Talos was slain when Medea the sorceress either drove him mad with drugs, or deceived him into believing that she would make him immortal by removing the nail. He dislodged the nail, and "the ichor ran out of him like molten lead", killing him.

5th-century BCE Greek vase depicts the death of Talos
Talos makes an appearance in the 1963 motion picture "Jason and the Argonauts" thanks to stop-motion wizardry. The film, however, cast Jason as the automaton's slayer instead of Medea.

Tuesday, 20 November 2018

Wolf-Rayet star found in our galaxy

A massive triple-star system surrounded by dust could be a Wolf-Rayet star, capable of unleashing the greatest release of energy known ... a sustained gamma ray burst.(GRB) Some 8,000 light years from earth, the star system is the first discovered in our own galaxy.
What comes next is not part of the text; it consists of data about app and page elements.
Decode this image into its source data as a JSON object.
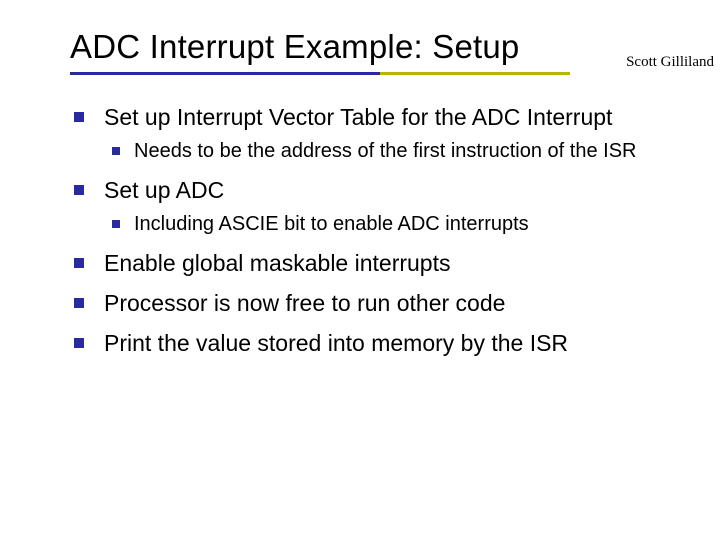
{
  "author": "Scott Gilliland",
  "title": "ADC Interrupt Example: Setup",
  "bullets": {
    "b0": {
      "text": "Set up Interrupt Vector Table for the ADC Interrupt",
      "sub0": "Needs to be the address of the first instruction of the ISR"
    },
    "b1": {
      "text": "Set up ADC",
      "sub0": "Including ASCIE bit to enable ADC interrupts"
    },
    "b2": {
      "text": "Enable global maskable interrupts"
    },
    "b3": {
      "text": "Processor is now free to run other code"
    },
    "b4": {
      "text": "Print the value stored into memory by the ISR"
    }
  }
}
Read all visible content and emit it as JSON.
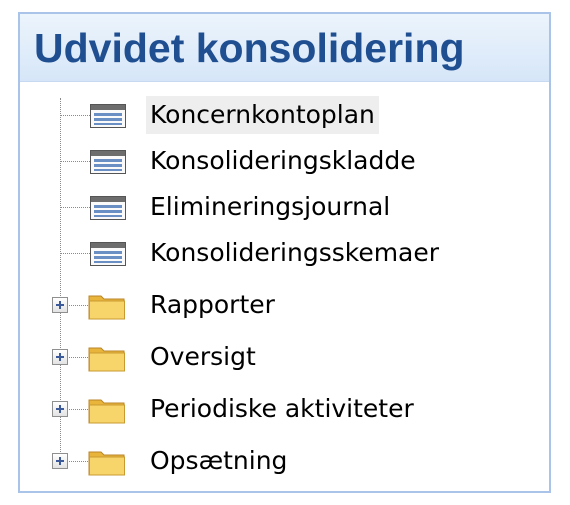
{
  "panel": {
    "title": "Udvidet konsolidering",
    "items": [
      {
        "label": "Koncernkontoplan",
        "icon": "form-icon",
        "selected": true
      },
      {
        "label": "Konsolideringskladde",
        "icon": "form-icon"
      },
      {
        "label": "Elimineringsjournal",
        "icon": "form-icon"
      },
      {
        "label": "Konsolideringsskemaer",
        "icon": "form-icon"
      },
      {
        "label": "Rapporter",
        "icon": "folder-icon",
        "expandable": true
      },
      {
        "label": "Oversigt",
        "icon": "folder-icon",
        "expandable": true
      },
      {
        "label": "Periodiske aktiviteter",
        "icon": "folder-icon",
        "expandable": true
      },
      {
        "label": "Opsætning",
        "icon": "folder-icon",
        "expandable": true
      }
    ]
  },
  "colors": {
    "title": "#1f4e91",
    "header_bg": "#dce9f8",
    "border": "#a9c4e8",
    "selected_bg": "#eeeeee",
    "folder": "#f2c84b"
  }
}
Lasting between a few thousandths of a second to a few hours, gamma ray bursts can release as much energy as our sun will release over its lifetime. Long-duration GRBs – longer than 2 seconds – are thought to be caused by the supernova explosions of rapidly-rotating Wolf-Rayet stars.

Friday, 16 November 2018
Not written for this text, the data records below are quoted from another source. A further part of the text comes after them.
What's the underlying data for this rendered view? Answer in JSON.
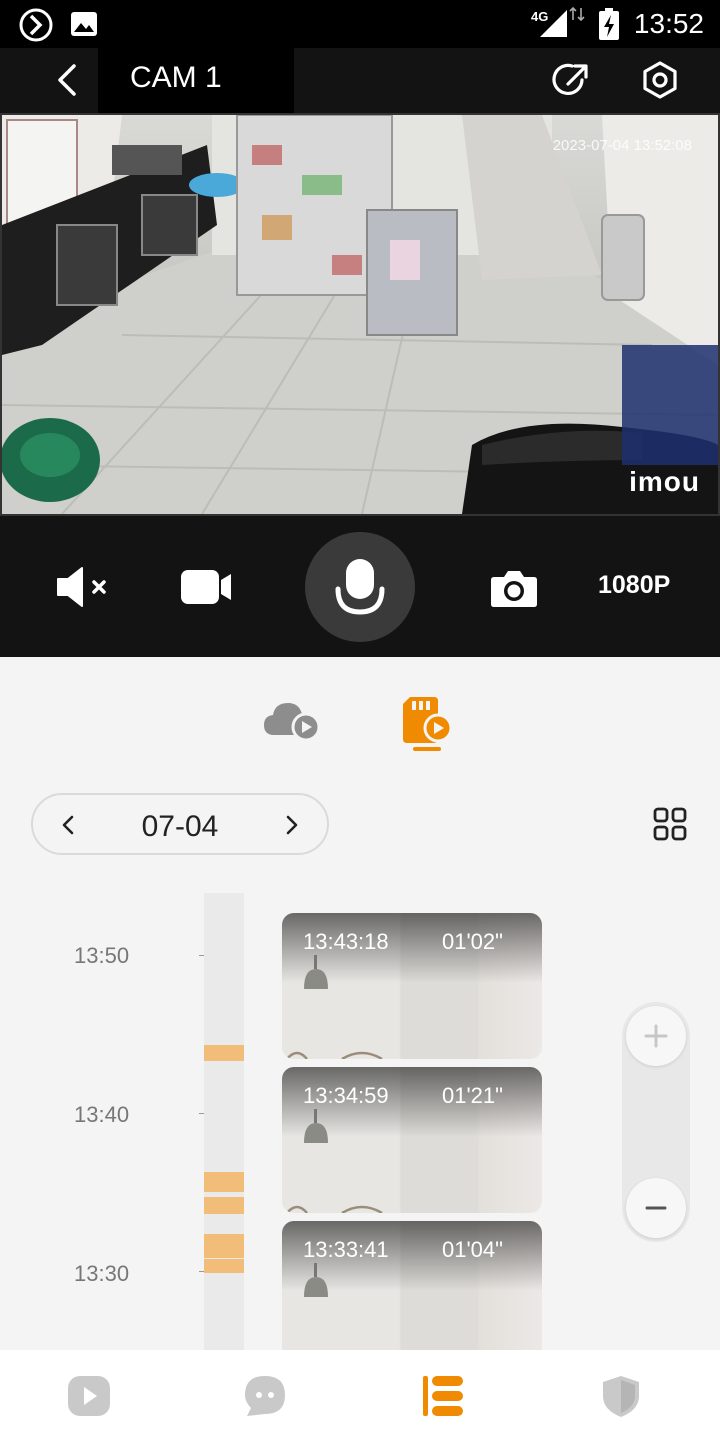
{
  "status_bar": {
    "time": "13:52",
    "network": "4G",
    "icons": [
      "app-logo-icon",
      "image-notification-icon",
      "signal-icon",
      "battery-charging-icon"
    ]
  },
  "header": {
    "title": "CAM 1",
    "icons": [
      "back-icon",
      "share-icon",
      "settings-icon"
    ]
  },
  "camera": {
    "timestamp": "2023-07-04 13:52:08",
    "brand": "imou"
  },
  "controls": {
    "icons": [
      "mute-icon",
      "record-icon",
      "microphone-icon",
      "snapshot-icon"
    ],
    "resolution": "1080P"
  },
  "source_tabs": {
    "items": [
      "cloud-playback-icon",
      "sd-card-playback-icon"
    ],
    "active": "sd-card-playback-icon",
    "accent": "#f08a00"
  },
  "date_picker": {
    "date": "07-04"
  },
  "timeline": {
    "labels": [
      "13:50",
      "13:40",
      "13:30"
    ],
    "segment_color": "#f2bd78"
  },
  "clips": [
    {
      "start": "13:43:18",
      "duration": "01'02\""
    },
    {
      "start": "13:34:59",
      "duration": "01'21\""
    },
    {
      "start": "13:33:41",
      "duration": "01'04\""
    }
  ],
  "bottom_nav": {
    "items": [
      "live-icon",
      "messages-icon",
      "playback-list-icon",
      "security-icon"
    ],
    "active": "playback-list-icon"
  }
}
The History of Humanity in 19 minutes

Since 200,000 BCE, humanity has spread around globe and enacted huge change upon the planet. This video shows every year of that story, right from the beginning.

Wednesday, 14 November 2018

Skeleton of pregnant woman found in Egypt

Archaeologists have found the remains of a woman who died towards the end of her pregnancy some 3500 years ago. The woman’s pelvis was fractured, and improper treatment likely killed her. Thought to be around 25 years old, the position of the fetus in her body suggested she had been due to give birth relatively soon. Researchers found beads made from the shells of ostrich eggs, as well as pottery and jars.

The find was in Kom Ombo, which lies about 30 miles north of the southern city of Aswan. Pottery in the tomb resembled pots from Nubia.
In 2005, Russian scientists unveiled the bones of a woman who died in childbirth 7,700 years ago. The grave was first discovered in 1997 in a Stone Age cemetery in Irkutsk.

Foetal bones revealed that the woman, who was between 20 and 25 years old, died while giving birth to twins - the earliest known evidence of twins in the archaeological record. Researchers believe that one of the twins may have been in the breech position and was only partially delivered. The second twin appears to have got trapped behind the first and died in the womb.

Duplicate foetal bones

Tuesday, 13 November 2018

Lost ancient city of Tenea found

Archaeologists have located the first tangible remains of a lost city that the ancient Greeks believed was first settled by Trojan captives of war after the sack of Troy. Finds included walls, marble or stone floors of buildings, household pottery, a bone gaming die and more than 200 coins dating to the 4th century B.C.

Archaeologists discovered nine burials this year, finding gold, copper and bone jewelry, pottery and coins
There are artifact rich cemeteries surrounding Tenea. In one, antiquities smugglers dug up two remarkable 6th century B.C. marble statues of young men in 2010 and tried to sell them for 10 million euros.

Tenea survived the Roman destruction of neighboring Corinth in 146 B.C., and flourished under Roman rule. It appears to have been abandoned in the late 4th century A.D.

Thursday, 8 November 2018

Judaean Coins featured in Goldberg’s New York Sale

Two extremely rare Year 4 shekels are featured
The collection of Shlomo Moussaieff, consisting of over 150 extremely rare Judaean and Judaean-related Roman coins will be auctioned in the New York Sale held by Goldbergs Auction from January 8-10.Superb Year 5 shekel
This sela, dated in Year Two (133/134 CE) of the Second Revolt, was struck over a tetradrachm issued by the Roman Emperor Galba, who reigned briefly for seven months from 68 to 69 CE. The most well known Judaean-related Roman coin series is “Judaea Capta”, consisting of bronze, silver and gold coins celebrating the Roman victory over Judaea in 70 CE.Judaea Capta type sestertii generally have the inscription IVDAEA CAPTA or VICTORIA AUGUSTI, but this extremely rare hybrid features the strange legend IVDAEA AUGUST.
Very rare Judaea Capta type gold aureusThe most important Judaean-related Roman coin issued in between the two Jewish revolts against Rome features the Emperor Nerva (96-98 CE) SC (Senatus Consulto = by consent of the Senate).